By 2050, Africa’s population is projected to double to 2.5 billion. By 2100, the UN estimates it could easily top 4 billion. Which is why Melinda Gates, wife of Microsoft founder and billionaire philanthropist Bill, is visiting Burkina Faso.
Like other west African nations, the landlocked country has a rapidly growing population and Gates is on a mission to promote and normalise contraception in a society where condoms, the pill and other methods, are often unavailable or frowned upon.
“If you don’t give women access to contraceptives you are locking them into a cycle of poverty,” Gates said in an interview with AFP.
“When women have one child after another then they can’t feed the kids properly so they don’t grow properly and then the family don’t have the resources… to then educate their kids.”
Gates’ argument is simple. In a country like Burkina Faso, with a population of nearly 20 million growing 3 percent a year, contraception is a tool to not only cut birth rates, but also improve health, education and business opportunities for all.
Family planning will, in effect, make people healthier and wealthier.
“You have to go to religious leaders, traditional leaders, they need to hear it from a trusted community health worker,” Gates implored.
“To be honest we also have to educate their husbands, sometimes even the husbands first and the mother-in-law,” she said, well aware of the myriad challenges to boosting the rate of contraception use in a country ranked amongst the lowest in the world.
– ‘Learning from each other’ –
In Burkina Faso, contraceptives can be hard to access, particularly in remote areas of the country.
Knowledge about what’s available and how to use them is relatively low.
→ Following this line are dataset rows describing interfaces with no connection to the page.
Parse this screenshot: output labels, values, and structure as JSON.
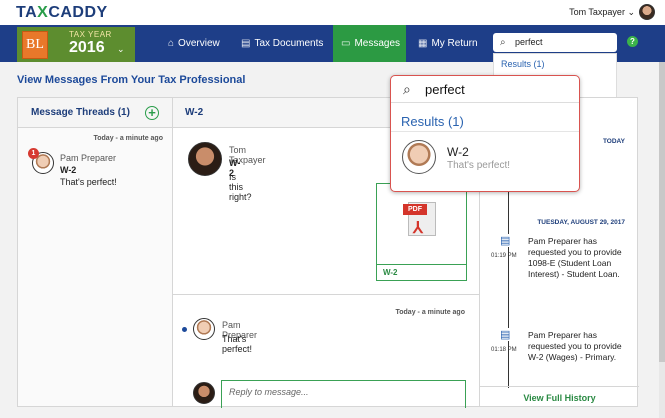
{
  "brand": {
    "logo_left": "TA",
    "logo_x": "X",
    "logo_right": "CADDY"
  },
  "user": {
    "name": "Tom Taxpayer",
    "chevron": "⌄"
  },
  "tax_year": {
    "badge": "BL",
    "label": "TAX YEAR",
    "year": "2016",
    "chevron": "⌄"
  },
  "nav": {
    "items": [
      {
        "label": "Overview",
        "icon": "⌂"
      },
      {
        "label": "Tax Documents",
        "icon": "▤"
      },
      {
        "label": "Messages",
        "icon": "▭"
      },
      {
        "label": "My Return",
        "icon": "▦"
      }
    ],
    "help": "?"
  },
  "search": {
    "value": "perfect",
    "results_label": "Results (1)"
  },
  "page_title": "View Messages From Your Tax Professional",
  "threads": {
    "header": "Message Threads (1)",
    "add": "+",
    "items": [
      {
        "time": "Today - a minute ago",
        "unread": "1",
        "name": "Pam Preparer",
        "subject": "W-2",
        "message": "That's perfect!"
      }
    ]
  },
  "conversation": {
    "header": "W-2",
    "messages": [
      {
        "name": "Tom Taxpayer",
        "subject": "W-2",
        "text": "Is this right?",
        "attachment_tag": "PDF",
        "attachment_symbol": "⅄",
        "attachment_label": "W-2"
      },
      {
        "time": "Today - a minute ago",
        "name": "Pam Preparer",
        "text": "That's perfect!"
      }
    ],
    "reply_placeholder": "Reply to message..."
  },
  "history": {
    "today_label": "TODAY",
    "date_label": "TUESDAY, AUGUST 29, 2017",
    "entries": [
      {
        "time": "01:19 PM",
        "text": "Pam Preparer has requested you to provide 1098-E (Student Loan Interest) - Student Loan."
      },
      {
        "time": "01:18 PM",
        "text": "Pam Preparer has requested you to provide W-2 (Wages) - Primary."
      }
    ],
    "view_full": "View Full History"
  },
  "zoom_popup": {
    "search_value": "perfect",
    "results_label": "Results (1)",
    "result": {
      "subject": "W-2",
      "message": "That's perfect!"
    }
  }
}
And many community leaders are ambivalent or opposed to the benefits of birth control.
The fertility rate in Burkina Faso was 5.71 children per woman in 2017, according to the CIA World Factbook.
The Bill and Melinda Gates Foundation, a multi-billion dollar charity and one of the most powerful in the world, has earmarked $10 million for contraceptive programs in Burkina Faso to help women plan and space their pregnancies.
Melinda Gates’ trip to the country is, in part, to promote the initiative and to learn about the problems the programme is up against.
The money will boost efforts already promoted by the Ouagadougou Partnership, an alliance of nine Francophone West African countries and several international groups set up in 2011 to expand access to family planning in the region.
Gates lauds the success of the partnership, saying initial targets have already been met and that the nine governments are “learning from each other”.
“You have nine governments in west Africa saying we want to do this and we want to do it well,” she said.
“They see the difference it will make for their country, for women and families in their country, they see the difference it will make for children and they see the difference it will make in their economy.”
The Ouagadougou Partnership now aims to bring family planning to 2.2 million more people across the region by 2020.
For Gates, a former Microsoft employee who ended up marrying her boss in 1994, it has been a long journey from Texan business executive to international philanthropist highflyer.
Now used to bending the ear of presidents and billionaire friends to support anti-poverty initiatives or to combat diseases such as HIV and cholera, the Gates foundation has pledged hundreds of millions to changing the lives of some of the poorest people in the world.
While in Burkina Faso, Gates also announced a $34 million investment in nutritional programmes, to teach young mothers to breastfeed their children until the age of six months, and healthier eating in general.
“If you care about the children in your country and you want them to reach their full potential, they need to be fed properly,” she said.
by Olympia DE MAISMONT/AFP
Published on 24-01-2018 in The Citizen